Return each line of the data below exactly, omitting any pictures.

Entries taken from a collection:
------------------------
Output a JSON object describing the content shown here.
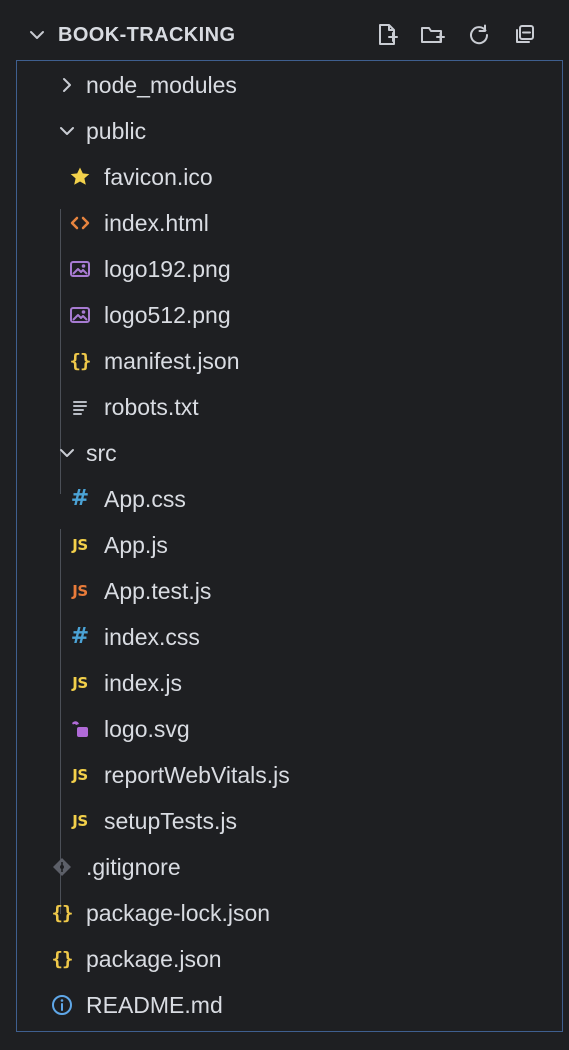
{
  "header": {
    "title": "BOOK-TRACKING",
    "actions": [
      {
        "name": "new-file-icon"
      },
      {
        "name": "new-folder-icon"
      },
      {
        "name": "refresh-icon"
      },
      {
        "name": "collapse-all-icon"
      }
    ]
  },
  "tree": {
    "items": [
      {
        "label": "node_modules",
        "icon": "chevron-right-icon"
      },
      {
        "label": "public",
        "icon": "chevron-down-icon"
      },
      {
        "label": "favicon.ico",
        "icon": "star-icon",
        "color": "#f2d14b"
      },
      {
        "label": "index.html",
        "icon": "html-icon",
        "color": "#e7843f"
      },
      {
        "label": "logo192.png",
        "icon": "image-icon",
        "color": "#a77bd2"
      },
      {
        "label": "logo512.png",
        "icon": "image-icon",
        "color": "#a77bd2"
      },
      {
        "label": "manifest.json",
        "icon": "json-icon",
        "color": "#f0c94a"
      },
      {
        "label": "robots.txt",
        "icon": "text-file-icon",
        "color": "#b8bcc4"
      },
      {
        "label": "src",
        "icon": "chevron-down-icon"
      },
      {
        "label": "App.css",
        "icon": "css-icon",
        "color": "#4ba3d6"
      },
      {
        "label": "App.js",
        "icon": "js-icon",
        "color": "#f3d04a"
      },
      {
        "label": "App.test.js",
        "icon": "js-test-icon",
        "color": "#e97b3a"
      },
      {
        "label": "index.css",
        "icon": "css-icon",
        "color": "#4ba3d6"
      },
      {
        "label": "index.js",
        "icon": "js-icon",
        "color": "#f3d04a"
      },
      {
        "label": "logo.svg",
        "icon": "svg-icon",
        "color": "#b06ad7"
      },
      {
        "label": "reportWebVitals.js",
        "icon": "js-icon",
        "color": "#f3d04a"
      },
      {
        "label": "setupTests.js",
        "icon": "js-icon",
        "color": "#f3d04a"
      },
      {
        "label": ".gitignore",
        "icon": "git-icon",
        "color": "#5c5f68"
      },
      {
        "label": "package-lock.json",
        "icon": "json-icon",
        "color": "#f0c94a"
      },
      {
        "label": "package.json",
        "icon": "json-icon",
        "color": "#f0c94a"
      },
      {
        "label": "README.md",
        "icon": "info-icon",
        "color": "#5fa7e8"
      }
    ],
    "icon_text": {
      "js": "JS",
      "css": "#",
      "json": "{}"
    }
  }
}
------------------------
#### Reply:
Output a JSON object describing the content shown here.
{
  "header": {
    "title": "BOOK-TRACKING",
    "actions": [
      {
        "name": "new-file-icon"
      },
      {
        "name": "new-folder-icon"
      },
      {
        "name": "refresh-icon"
      },
      {
        "name": "collapse-all-icon"
      }
    ]
  },
  "tree": {
    "items": [
      {
        "label": "node_modules",
        "icon": "chevron-right-icon"
      },
      {
        "label": "public",
        "icon": "chevron-down-icon"
      },
      {
        "label": "favicon.ico",
        "icon": "star-icon",
        "color": "#f2d14b"
      },
      {
        "label": "index.html",
        "icon": "html-icon",
        "color": "#e7843f"
      },
      {
        "label": "logo192.png",
        "icon": "image-icon",
        "color": "#a77bd2"
      },
      {
        "label": "logo512.png",
        "icon": "image-icon",
        "color": "#a77bd2"
      },
      {
        "label": "manifest.json",
        "icon": "json-icon",
        "color": "#f0c94a"
      },
      {
        "label": "robots.txt",
        "icon": "text-file-icon",
        "color": "#b8bcc4"
      },
      {
        "label": "src",
        "icon": "chevron-down-icon"
      },
      {
        "label": "App.css",
        "icon": "css-icon",
        "color": "#4ba3d6"
      },
      {
        "label": "App.js",
        "icon": "js-icon",
        "color": "#f3d04a"
      },
      {
        "label": "App.test.js",
        "icon": "js-test-icon",
        "color": "#e97b3a"
      },
      {
        "label": "index.css",
        "icon": "css-icon",
        "color": "#4ba3d6"
      },
      {
        "label": "index.js",
        "icon": "js-icon",
        "color": "#f3d04a"
      },
      {
        "label": "logo.svg",
        "icon": "svg-icon",
        "color": "#b06ad7"
      },
      {
        "label": "reportWebVitals.js",
        "icon": "js-icon",
        "color": "#f3d04a"
      },
      {
        "label": "setupTests.js",
        "icon": "js-icon",
        "color": "#f3d04a"
      },
      {
        "label": ".gitignore",
        "icon": "git-icon",
        "color": "#5c5f68"
      },
      {
        "label": "package-lock.json",
        "icon": "json-icon",
        "color": "#f0c94a"
      },
      {
        "label": "package.json",
        "icon": "json-icon",
        "color": "#f0c94a"
      },
      {
        "label": "README.md",
        "icon": "info-icon",
        "color": "#5fa7e8"
      }
    ],
    "icon_text": {
      "js": "JS",
      "css": "#",
      "json": "{}"
    }
  }
}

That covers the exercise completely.